Reading through this, my first thought is that it is not an adventure, it's a whole campaign... or at least the start of one. Maybe that is right: the whole thing is, despite being set up for starting characters (levels 1-2), it's of epic proportions, sweeping the characters up in the footsteps of legends and into the middle of a war.
There is a lot of background detail for the DM, and indeed the players, to absorb. If the characters are native to the land of Arthad (0one's campaign setting), they would know the underlying legends and fortunately these are summarised in the first handout - probably best given to the players before the game begins so that they can absorb it in advance. They would also benefit from reading the Heroes and Magic Sourcebook which explains the way in which the Arthad setting works in more detail. Arthad is low-magic, and clerics have a somewhat difficult time as all the gods have departed... fortunately their spells still work, just a bit differently.
Alternatively, you may prefer to use the adventure in your own world, but this will require quite a lot of amendment to the background and is perhaps not a good idea. One possibility is to 'summon' the characters from another world as the predestined 'Heroes' who hopefully will save the day (a possibility not described in the product, but one which occurred to me while reading it!).
Basically, when the gods left Arthad, it was not peaceful. The leading evil god was in fact smashed into 7 pieces, which have been kept at bay by powerful magics... which is, of course, fading now. One of these shards is now active within the leader of the nomads of the east, who are winding up in tremendous strength to invade the west. All that stands in their way is the citidel built to guard the main pass in the mountain range separating east and west, and it is here that the action begins.
The characters start off by being sent to visit a reclusive clerical order who might be persuaded to help, but along the way they can pick up clues that will show them both the identity of the traitor within the citadel and an inkling of how the vast nomad horde might be defeated by bringing back the spirit of an 8,000-year old general. As the siege commences, they have the opportunity to act as a kind of 'special forces' unit (generally the best sort of role for a bunch of PCs when all-out war is raging in a game), and even to venture into the Afterlife (once they find the way in) to look for the general's spirit.

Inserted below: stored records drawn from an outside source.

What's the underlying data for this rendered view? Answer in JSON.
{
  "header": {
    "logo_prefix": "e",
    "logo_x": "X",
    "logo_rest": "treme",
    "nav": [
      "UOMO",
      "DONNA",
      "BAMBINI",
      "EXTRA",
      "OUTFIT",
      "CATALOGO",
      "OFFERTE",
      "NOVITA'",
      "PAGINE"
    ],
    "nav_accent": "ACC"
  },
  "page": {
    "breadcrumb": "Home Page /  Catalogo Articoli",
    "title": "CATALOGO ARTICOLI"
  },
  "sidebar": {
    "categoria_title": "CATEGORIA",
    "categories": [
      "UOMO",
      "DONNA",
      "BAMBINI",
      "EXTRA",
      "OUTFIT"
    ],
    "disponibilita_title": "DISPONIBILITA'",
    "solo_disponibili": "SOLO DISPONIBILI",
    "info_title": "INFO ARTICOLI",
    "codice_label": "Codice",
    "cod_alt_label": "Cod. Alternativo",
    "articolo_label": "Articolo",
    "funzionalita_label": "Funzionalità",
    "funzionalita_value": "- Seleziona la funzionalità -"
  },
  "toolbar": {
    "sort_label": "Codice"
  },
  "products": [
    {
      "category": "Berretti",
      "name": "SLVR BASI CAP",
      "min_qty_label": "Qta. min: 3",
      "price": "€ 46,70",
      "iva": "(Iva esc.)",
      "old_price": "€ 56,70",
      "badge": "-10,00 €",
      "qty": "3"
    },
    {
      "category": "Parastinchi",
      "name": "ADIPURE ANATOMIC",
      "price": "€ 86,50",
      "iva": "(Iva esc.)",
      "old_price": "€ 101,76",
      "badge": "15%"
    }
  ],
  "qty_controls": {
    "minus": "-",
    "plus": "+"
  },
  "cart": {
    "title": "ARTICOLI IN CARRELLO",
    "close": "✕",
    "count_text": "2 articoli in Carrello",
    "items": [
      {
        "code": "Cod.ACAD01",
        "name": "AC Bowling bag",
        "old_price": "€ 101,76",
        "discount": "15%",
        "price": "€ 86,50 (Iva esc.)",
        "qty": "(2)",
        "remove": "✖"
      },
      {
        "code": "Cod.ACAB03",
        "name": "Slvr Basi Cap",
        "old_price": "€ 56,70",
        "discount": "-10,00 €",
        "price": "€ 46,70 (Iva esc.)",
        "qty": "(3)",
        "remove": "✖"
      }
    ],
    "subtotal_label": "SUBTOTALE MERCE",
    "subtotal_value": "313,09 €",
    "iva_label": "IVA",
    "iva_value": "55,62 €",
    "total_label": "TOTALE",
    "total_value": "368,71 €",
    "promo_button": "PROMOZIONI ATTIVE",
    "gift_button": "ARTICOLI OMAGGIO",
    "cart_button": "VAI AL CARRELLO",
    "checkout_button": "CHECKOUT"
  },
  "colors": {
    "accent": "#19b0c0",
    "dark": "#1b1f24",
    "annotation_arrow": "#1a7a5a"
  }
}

The whole thing is presented in several chapters, each subdivided into 'Events' and 'Locations.' The Events may happen in the sequence presented or may be triggered by something else - character action, time, visit to a Location - while the Locations are places that it's likely the characters will visit and each contains descriptions and possible clues as to what they ought to do. While this sounds quite open, it needs to be run with care as it would be very easy for the characters to miss discovering what actions they are expected to take - not all of the clues are clear even when you have the whole adventure, let alone when you are one of the players!
Presentation throughout is of the customary high visual standard that is normal with 0one Games, although proof-reading by a native English speaker might have helped catch some of the errors in the text. Overall, it is an exciting adventure, and refreshing to have one in which low-level characters are more than mere pawns in matters of such epic scale.
Return to The Legend of the Steel General page.
Reviewed: 16 February 2005